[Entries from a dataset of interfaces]
-*-*-
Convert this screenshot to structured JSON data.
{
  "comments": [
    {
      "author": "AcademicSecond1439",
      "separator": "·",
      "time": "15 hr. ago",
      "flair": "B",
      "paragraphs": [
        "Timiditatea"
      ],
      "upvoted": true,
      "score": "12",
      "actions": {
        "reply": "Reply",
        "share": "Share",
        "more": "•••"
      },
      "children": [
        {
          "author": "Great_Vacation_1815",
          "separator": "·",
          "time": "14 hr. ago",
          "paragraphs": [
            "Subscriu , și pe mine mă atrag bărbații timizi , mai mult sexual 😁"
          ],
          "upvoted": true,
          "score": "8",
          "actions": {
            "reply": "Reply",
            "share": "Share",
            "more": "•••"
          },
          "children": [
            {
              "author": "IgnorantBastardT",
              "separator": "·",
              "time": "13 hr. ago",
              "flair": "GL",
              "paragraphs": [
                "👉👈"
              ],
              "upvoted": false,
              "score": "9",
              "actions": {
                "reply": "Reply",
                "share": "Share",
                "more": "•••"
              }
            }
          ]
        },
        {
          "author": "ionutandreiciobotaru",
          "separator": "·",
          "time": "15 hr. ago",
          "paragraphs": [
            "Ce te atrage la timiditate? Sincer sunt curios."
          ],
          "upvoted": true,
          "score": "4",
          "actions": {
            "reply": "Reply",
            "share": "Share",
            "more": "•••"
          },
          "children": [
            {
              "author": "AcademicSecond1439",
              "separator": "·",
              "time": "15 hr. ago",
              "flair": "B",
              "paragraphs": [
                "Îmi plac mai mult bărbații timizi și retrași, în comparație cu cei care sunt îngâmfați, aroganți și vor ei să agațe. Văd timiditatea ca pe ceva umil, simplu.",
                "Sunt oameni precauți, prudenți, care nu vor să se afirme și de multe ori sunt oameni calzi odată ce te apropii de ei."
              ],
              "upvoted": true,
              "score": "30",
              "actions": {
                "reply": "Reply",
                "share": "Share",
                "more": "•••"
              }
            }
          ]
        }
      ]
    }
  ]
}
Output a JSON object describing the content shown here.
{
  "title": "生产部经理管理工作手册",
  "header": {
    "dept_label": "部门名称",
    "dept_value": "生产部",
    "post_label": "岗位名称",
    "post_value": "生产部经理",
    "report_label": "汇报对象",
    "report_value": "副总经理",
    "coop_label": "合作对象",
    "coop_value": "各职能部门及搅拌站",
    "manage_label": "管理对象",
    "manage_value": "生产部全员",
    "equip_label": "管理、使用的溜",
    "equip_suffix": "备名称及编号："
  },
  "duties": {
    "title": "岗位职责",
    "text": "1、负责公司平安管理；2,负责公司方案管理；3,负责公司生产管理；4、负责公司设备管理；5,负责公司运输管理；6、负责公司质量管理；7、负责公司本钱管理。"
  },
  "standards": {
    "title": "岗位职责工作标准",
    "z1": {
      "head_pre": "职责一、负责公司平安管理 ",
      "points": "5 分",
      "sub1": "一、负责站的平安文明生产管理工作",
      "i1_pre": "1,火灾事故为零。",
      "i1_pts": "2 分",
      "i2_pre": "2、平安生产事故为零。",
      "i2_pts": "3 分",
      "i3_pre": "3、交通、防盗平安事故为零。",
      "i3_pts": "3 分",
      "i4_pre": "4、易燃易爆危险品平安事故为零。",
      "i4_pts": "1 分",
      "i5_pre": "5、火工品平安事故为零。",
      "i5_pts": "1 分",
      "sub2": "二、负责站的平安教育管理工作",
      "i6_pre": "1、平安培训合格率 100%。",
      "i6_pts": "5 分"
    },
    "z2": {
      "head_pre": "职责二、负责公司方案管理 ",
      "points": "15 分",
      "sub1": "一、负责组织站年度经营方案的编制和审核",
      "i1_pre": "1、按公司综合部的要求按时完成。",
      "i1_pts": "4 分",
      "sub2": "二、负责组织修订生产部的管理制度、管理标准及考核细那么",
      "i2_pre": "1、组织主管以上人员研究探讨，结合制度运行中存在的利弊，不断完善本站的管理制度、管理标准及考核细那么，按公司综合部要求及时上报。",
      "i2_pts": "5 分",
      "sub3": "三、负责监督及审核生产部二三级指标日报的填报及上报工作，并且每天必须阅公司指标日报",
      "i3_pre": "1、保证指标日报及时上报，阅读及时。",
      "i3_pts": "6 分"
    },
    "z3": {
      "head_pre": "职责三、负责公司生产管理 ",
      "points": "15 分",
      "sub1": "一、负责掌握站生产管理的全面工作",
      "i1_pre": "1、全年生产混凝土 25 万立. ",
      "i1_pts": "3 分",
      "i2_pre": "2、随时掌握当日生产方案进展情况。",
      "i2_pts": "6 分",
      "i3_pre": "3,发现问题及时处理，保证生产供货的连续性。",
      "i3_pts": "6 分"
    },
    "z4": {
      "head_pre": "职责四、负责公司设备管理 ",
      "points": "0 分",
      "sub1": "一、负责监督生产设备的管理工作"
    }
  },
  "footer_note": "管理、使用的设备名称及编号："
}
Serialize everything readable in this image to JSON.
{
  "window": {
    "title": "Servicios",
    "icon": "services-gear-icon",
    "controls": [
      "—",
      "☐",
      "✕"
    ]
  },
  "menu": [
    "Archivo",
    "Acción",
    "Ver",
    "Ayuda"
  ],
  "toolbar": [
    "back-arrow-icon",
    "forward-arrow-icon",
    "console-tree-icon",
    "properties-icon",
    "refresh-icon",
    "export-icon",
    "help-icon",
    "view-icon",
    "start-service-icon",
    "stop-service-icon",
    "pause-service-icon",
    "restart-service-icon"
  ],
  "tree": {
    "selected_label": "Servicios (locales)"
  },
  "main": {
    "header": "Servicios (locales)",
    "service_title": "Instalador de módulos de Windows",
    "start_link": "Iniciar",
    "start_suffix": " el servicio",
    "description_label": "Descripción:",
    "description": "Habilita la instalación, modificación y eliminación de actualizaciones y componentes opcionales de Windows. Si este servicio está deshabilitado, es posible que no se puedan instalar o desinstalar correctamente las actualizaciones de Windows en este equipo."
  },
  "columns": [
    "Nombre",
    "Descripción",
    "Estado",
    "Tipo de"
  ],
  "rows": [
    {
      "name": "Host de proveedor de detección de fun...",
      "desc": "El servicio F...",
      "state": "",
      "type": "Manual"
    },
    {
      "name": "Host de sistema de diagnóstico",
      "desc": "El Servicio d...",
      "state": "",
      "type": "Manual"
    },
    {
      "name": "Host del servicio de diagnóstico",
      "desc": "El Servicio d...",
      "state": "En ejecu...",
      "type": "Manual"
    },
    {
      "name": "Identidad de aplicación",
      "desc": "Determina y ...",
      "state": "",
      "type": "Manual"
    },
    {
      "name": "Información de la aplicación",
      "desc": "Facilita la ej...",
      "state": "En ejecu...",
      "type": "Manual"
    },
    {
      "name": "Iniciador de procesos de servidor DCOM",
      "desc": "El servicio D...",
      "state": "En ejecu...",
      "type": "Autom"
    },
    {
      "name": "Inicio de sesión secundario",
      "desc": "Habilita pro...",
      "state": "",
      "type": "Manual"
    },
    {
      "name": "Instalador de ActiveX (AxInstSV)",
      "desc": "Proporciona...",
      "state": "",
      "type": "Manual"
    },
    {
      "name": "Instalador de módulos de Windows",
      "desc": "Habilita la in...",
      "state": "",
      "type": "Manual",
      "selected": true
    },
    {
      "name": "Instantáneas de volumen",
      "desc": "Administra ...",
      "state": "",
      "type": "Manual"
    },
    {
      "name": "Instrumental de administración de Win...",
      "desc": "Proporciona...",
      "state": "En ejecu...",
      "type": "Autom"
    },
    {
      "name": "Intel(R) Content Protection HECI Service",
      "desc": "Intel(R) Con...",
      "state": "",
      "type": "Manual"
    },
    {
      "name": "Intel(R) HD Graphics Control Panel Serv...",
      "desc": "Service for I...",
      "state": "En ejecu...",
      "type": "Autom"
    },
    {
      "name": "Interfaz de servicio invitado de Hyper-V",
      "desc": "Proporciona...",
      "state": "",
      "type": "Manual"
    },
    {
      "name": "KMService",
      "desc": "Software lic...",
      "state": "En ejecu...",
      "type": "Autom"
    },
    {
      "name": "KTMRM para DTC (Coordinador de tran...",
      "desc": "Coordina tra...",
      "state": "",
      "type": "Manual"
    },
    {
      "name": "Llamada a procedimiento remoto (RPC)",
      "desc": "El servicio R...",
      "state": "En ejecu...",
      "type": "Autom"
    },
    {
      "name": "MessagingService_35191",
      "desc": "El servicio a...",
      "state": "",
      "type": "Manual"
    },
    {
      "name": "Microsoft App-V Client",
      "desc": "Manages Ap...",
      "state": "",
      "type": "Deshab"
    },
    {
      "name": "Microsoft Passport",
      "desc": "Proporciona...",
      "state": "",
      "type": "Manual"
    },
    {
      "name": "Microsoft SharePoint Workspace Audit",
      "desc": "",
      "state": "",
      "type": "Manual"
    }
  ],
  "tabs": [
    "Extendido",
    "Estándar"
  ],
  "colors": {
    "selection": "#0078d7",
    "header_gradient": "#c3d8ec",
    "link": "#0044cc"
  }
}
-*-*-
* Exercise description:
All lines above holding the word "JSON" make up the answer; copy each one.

* Result of this exercise:
Convert this screenshot to structured JSON data.
Output a JSON object describing the content shown here.
Serialize everything readable in this image to JSON.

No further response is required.